There’s a troop of rather insolent squirrels that lives right outside our house that I have named the Squirrel Punks. Because these aren’t your ordinary squirrels. They have managed to enlarge what was once a small hole in our trash bin to just their size so that they can crawl in and help themselves to all the leftovers. Which means that when you open the trash bin unawares, you often happen upon the squirrel party of the century. And then of course they have the nerve to perch themselves directly in front of our front porch windows, as if to taunt us. Like I said, squirrel punks.
Of course, I know that there is nothing at all intentional about their behavior, let alone malicious. Because I know that at the end of the day, they’re just squirrels; and squirrels are incapable of being punks. Squirrels, like the rest of the animal kingdom, live by the instinct. Squirrels don’t have to try to act like squirrels -- you could say that being a squirrel just “comes naturally” to them. So despite my suspicions, the squirrel punks are just being squirrels.

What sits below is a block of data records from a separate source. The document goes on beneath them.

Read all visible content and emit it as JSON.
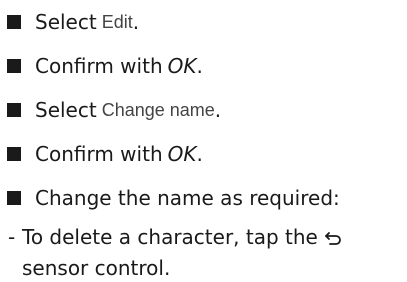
{
  "steps": [
    {
      "prefix": "Select",
      "term": "Edit",
      "suffix": "."
    },
    {
      "prefix": "Confirm with",
      "term": "OK",
      "suffix": "."
    },
    {
      "prefix": "Select",
      "term": "Change name",
      "suffix": "."
    },
    {
      "prefix": "Confirm with",
      "term": "OK",
      "suffix": "."
    },
    {
      "text": "Change the name as required:"
    }
  ],
  "substep": {
    "dash": "-",
    "line1": "To delete a character, tap the",
    "icon": "back-arrow-icon",
    "line2": "sensor control."
  },
  "colors": {
    "text": "#1a1a1a",
    "ui_term": "#444444",
    "bullet": "#1a1a1a"
  }
}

When I came to you, brothers and sisters, I did not come proclaiming the mystery of God to you in lofty words or wisdom. For I decided to know nothing among you except Jesus Christ, and him crucified.

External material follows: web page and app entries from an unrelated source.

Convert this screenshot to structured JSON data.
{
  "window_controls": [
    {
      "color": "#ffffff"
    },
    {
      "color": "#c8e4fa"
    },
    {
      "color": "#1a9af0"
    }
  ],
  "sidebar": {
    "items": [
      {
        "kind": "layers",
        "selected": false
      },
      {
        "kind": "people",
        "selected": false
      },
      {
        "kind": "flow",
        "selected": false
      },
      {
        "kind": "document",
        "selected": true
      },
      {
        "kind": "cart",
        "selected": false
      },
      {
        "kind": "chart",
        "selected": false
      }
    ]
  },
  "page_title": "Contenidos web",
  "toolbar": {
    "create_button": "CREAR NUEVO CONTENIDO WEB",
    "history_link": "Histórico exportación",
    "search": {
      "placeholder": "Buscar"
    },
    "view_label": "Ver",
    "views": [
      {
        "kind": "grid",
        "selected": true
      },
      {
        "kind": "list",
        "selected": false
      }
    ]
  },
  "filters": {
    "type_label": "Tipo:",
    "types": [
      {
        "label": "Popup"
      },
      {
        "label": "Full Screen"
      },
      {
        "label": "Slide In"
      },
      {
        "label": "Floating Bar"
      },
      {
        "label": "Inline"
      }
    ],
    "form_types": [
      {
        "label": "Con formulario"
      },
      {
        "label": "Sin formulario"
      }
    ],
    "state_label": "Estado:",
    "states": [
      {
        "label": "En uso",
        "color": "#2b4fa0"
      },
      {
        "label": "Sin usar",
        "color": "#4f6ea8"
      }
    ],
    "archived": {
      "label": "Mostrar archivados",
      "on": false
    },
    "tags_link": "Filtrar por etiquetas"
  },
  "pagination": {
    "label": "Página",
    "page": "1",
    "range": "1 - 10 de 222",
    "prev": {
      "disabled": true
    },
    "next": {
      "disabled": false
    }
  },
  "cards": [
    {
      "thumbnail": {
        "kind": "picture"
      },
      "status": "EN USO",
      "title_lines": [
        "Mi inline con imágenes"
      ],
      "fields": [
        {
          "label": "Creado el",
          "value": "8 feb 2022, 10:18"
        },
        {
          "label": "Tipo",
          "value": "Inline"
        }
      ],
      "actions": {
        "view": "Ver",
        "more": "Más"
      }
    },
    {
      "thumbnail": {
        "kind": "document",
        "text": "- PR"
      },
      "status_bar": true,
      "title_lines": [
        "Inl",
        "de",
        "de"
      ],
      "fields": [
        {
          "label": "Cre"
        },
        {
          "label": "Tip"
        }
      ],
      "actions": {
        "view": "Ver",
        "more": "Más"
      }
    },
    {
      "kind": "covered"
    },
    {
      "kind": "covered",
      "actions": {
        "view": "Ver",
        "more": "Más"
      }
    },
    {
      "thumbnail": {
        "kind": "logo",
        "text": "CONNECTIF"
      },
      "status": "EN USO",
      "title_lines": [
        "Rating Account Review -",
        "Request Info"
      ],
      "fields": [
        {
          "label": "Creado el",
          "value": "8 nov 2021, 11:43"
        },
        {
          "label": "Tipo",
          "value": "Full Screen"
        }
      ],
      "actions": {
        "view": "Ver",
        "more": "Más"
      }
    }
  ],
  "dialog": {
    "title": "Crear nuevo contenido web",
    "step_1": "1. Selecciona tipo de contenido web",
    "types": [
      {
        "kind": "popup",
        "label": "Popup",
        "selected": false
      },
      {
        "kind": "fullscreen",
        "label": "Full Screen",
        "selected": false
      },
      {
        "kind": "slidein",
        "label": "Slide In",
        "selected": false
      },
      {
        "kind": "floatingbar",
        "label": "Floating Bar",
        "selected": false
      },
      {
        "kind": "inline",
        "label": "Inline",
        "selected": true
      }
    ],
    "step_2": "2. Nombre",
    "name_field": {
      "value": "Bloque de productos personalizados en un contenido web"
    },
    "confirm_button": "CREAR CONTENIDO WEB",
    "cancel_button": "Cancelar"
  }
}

You can always count on St. Paul to go for the rhetorical flourish. Despite all those protestations we just heard about how un-lofty and artless his words are, he has such an instinct for verbal drama. I decided to know nothing among you except Jesus Christ and him crucified. Nothing, whatsoever, except Jesus Christ and him crucified. As we continue reading along in 1st Corinthians, Paul is really talking here about his initial approach to the residents of Corinth, but reading that sentence in chapter 2 could make you think this is either going to be a very short letter, or a very repetitive one. After all, he claims he’s only got one topic.
When you get to know this letter, you discover that it has far more than one topic. As I said 2 weeks ago, we are in early stages in Paul’s first letter to the Corinthians at this point, though we’ll be reading nearly the whole thing as part of our Lenten program, and you’ll see that in fact it’s 16 chapters long and covers all sorts of topics, some of them quite pragmatic. Paul writes about conflict within a parish. He writes about the importance of collaborative servant leadership. There’s a section on lawsuits and a section on marriage. There’s some complex stuff dealing with the religious pluralism in Corinth.

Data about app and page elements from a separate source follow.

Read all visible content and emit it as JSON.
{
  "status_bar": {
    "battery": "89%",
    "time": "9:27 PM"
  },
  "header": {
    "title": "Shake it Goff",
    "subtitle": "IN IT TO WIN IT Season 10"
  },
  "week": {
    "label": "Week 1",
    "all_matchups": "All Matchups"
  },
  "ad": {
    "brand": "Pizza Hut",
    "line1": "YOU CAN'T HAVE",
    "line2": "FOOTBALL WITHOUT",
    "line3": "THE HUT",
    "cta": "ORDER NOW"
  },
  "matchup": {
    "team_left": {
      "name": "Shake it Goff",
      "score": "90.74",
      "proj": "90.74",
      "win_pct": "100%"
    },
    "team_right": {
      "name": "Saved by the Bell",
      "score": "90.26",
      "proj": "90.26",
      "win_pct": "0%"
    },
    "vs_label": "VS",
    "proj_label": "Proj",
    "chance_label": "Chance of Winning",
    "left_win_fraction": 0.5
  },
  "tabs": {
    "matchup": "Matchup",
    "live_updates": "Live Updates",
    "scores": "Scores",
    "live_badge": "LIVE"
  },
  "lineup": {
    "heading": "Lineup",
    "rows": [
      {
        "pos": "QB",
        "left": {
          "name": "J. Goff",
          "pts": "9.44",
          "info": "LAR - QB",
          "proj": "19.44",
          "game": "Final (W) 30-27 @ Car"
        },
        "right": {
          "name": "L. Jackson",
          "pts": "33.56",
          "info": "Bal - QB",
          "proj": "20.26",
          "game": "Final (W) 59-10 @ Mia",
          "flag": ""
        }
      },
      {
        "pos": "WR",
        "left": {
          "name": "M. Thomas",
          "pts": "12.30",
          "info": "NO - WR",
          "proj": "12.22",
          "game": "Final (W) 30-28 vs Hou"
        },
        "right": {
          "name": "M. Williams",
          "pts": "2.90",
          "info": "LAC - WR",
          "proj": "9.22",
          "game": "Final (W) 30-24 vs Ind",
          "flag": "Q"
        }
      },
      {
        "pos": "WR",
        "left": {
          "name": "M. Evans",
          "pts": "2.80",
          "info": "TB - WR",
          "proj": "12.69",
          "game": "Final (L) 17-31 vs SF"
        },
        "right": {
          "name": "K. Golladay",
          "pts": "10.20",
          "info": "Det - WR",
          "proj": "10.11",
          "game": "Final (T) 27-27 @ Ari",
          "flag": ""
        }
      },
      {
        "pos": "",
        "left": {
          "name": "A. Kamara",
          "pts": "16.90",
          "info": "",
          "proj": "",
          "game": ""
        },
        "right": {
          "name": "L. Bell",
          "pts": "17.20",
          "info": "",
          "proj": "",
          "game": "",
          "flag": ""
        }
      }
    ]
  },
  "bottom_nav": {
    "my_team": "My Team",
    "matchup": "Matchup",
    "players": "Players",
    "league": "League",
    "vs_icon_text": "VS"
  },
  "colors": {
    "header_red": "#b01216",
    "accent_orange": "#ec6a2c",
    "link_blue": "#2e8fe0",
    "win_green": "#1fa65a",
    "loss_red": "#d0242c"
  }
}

Today, February 2 is the Feast of the Presentation, Emmanuel’s Feast of Title. This is one of only three feasts, which if they occur on a Sunday, can replace the lessons of that particular day. So, we probably won’t celebrate this occasion on a Sunday morning again for seven more years. And yet we see today’s gospel story every time we come into this worship space.
A word about feasts of title, for many churches the choice of feast day is easy, St. Matthews in Bloomington is on September 21st, the day throughout the world that the gospel writer, and tax collector, Matthew is remembered. Christ the King in Normal celebrates on the last Sunday of Pentecost, which fittingly enough is also known as Christ the King Sunday. Emmanuel, meaning “God with Us”, could actually have any day of the year as its feast because God is always with us. The Presentation was chosen as our name day, I think, because today’s gospel tells of the first time that Jesus is taken out of his own private setting, his home, his birthplace and shown to the world. God has come into the world for everyone. The Presentation is the story depicted in the stained glass window behind the high altar here. I do not know which came first, selecting the name day, or having the window. Regardless, Feb. 2 is the traditional day for Emmanuel Champaign’s Feast of Title.